A French military spokesman said the Islamists had managed to seize more territory despite the air assault because the fighters were embedding themselves with the population, making it difficult to bomb without causing civilian casualties. He spoke on condition of anonymity in keeping with military protocol.
The French Mirage and Rafale fighter jets equipped with 550-pound (250-kilogram) laser- and GPS-guided bombs were useful for taking out convoys of rebel cars in the desert or militant training camps, complexes and warehouses away from urban centers, the spokesman said. But they could not pinpoint rebels embedded with the local population.
U.S. Defense Secretary Leon Panetta said Tuesday that the Obama administration had ruled out putting any American troops on the ground in Mali, but was providing intelligence-gathering assistance to the French. Officials did not rule out having American aircraft land in the West African nation as part of future efforts to lend airlift and logistical support.

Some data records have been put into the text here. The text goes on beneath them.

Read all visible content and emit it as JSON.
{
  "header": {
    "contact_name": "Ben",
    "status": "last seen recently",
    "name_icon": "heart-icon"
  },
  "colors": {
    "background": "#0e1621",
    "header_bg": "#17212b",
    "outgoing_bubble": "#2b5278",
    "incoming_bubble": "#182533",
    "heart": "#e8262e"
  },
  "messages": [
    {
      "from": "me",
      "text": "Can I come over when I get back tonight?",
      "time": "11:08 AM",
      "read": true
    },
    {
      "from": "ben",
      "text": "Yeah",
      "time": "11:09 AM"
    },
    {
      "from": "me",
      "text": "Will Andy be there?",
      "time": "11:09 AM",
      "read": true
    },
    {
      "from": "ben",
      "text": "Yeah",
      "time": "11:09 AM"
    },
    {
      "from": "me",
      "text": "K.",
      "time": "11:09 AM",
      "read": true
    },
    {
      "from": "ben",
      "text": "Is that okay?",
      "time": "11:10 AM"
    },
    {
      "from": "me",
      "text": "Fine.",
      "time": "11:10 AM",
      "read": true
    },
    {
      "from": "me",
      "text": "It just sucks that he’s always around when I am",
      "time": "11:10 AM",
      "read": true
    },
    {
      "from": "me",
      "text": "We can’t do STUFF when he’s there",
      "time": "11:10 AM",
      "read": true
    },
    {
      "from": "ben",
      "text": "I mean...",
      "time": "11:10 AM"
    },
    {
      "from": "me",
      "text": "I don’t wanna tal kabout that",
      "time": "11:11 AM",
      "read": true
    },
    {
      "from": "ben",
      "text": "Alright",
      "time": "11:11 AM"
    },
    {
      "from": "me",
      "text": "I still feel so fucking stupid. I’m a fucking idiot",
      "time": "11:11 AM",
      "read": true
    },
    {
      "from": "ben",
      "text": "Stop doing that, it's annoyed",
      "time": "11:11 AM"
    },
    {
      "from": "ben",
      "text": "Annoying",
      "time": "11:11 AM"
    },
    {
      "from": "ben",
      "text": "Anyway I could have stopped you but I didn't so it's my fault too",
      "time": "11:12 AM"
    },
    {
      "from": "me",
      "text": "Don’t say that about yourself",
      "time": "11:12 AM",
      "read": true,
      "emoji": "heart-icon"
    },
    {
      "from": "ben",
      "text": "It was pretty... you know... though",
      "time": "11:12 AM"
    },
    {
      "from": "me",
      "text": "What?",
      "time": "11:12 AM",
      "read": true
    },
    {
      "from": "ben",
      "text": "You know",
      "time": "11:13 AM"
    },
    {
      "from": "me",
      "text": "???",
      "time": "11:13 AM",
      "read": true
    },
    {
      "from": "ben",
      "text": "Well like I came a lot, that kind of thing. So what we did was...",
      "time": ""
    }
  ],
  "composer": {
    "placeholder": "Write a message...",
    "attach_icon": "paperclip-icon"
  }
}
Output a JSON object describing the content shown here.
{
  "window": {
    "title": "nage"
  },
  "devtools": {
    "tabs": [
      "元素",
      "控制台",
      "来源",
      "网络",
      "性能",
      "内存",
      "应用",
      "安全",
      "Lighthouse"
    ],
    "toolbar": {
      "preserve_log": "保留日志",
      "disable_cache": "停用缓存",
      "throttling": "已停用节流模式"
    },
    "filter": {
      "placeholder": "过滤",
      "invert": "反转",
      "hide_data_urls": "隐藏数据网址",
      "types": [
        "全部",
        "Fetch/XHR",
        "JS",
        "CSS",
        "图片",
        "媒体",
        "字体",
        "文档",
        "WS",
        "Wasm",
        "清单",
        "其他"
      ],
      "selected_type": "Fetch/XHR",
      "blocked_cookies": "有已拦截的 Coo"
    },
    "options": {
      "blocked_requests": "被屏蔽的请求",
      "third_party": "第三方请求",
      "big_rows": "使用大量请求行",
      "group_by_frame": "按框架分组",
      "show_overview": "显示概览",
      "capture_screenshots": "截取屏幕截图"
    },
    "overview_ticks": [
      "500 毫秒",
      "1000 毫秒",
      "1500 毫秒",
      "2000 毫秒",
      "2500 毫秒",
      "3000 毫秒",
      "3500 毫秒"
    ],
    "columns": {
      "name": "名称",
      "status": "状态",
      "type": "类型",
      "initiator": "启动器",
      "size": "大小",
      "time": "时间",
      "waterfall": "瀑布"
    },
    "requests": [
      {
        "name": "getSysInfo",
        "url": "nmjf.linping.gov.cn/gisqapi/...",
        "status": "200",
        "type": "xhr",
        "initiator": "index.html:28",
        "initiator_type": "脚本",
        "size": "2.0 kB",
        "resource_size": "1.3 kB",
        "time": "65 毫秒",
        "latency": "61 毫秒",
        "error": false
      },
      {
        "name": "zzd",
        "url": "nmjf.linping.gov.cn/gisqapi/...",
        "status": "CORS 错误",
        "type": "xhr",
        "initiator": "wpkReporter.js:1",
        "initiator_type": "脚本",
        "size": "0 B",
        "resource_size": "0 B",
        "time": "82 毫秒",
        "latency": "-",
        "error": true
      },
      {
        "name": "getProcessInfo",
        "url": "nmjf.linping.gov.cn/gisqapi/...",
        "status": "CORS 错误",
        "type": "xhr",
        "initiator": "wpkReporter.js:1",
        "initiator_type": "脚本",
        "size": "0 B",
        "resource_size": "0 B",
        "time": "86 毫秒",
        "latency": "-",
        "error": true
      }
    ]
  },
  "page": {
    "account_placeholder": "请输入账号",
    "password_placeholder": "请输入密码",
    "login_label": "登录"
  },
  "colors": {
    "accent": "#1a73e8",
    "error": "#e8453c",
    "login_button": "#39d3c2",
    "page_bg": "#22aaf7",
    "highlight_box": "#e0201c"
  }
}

Over the weekend, the rebels made their way to the rice-growing region, just north of the central Malian city of Segou, then seized Diabaly, a town of 35,000 that is home to an important military camp, and Niono, the last town before Segou.
France ordered the evacuation of the roughly 60 French citizens living in the Segou region, then pounded the area around Diabaly with bombs all night Monday and again on Tuesday, said Ibrahim Toure, a resident cowering inside a mud-walled home.
"They bombed Diabaly. They bombed the town all night long. I am hiding inside a house," said Toure. "Everyone is afraid to go out."
The Islamists taunted the French, saying they had vastly exaggerated their gains.
"I would advise France not to sing their victory song too quickly. They managed to leave Afghanistan. They will never leave Mali," said Oumar Ould Hamaha, a commander of the Movement for Oneness and Jihad in West Africa, an extremist groups whose fighters are believed to be in Diabaly.
"The French resemble a fly that was attracted to a pot of honey. Now their feet are sticky. They can't fly away anymore. France has opened the doors of hell," he said.
"They are bombing us from an altitude of 13,000 meters. It's to our advantage that they send in French troops on foot. We are waiting for them. And what they should know is that every French soldier that comes into our territory should make sure to prepare his will beforehand, because he will not leave alive."
Associated Press writers Cassandra Vinograd in London and Lori Hinnant, Elaine Ganley and Sylvie Corbet in Paris contributed to this report.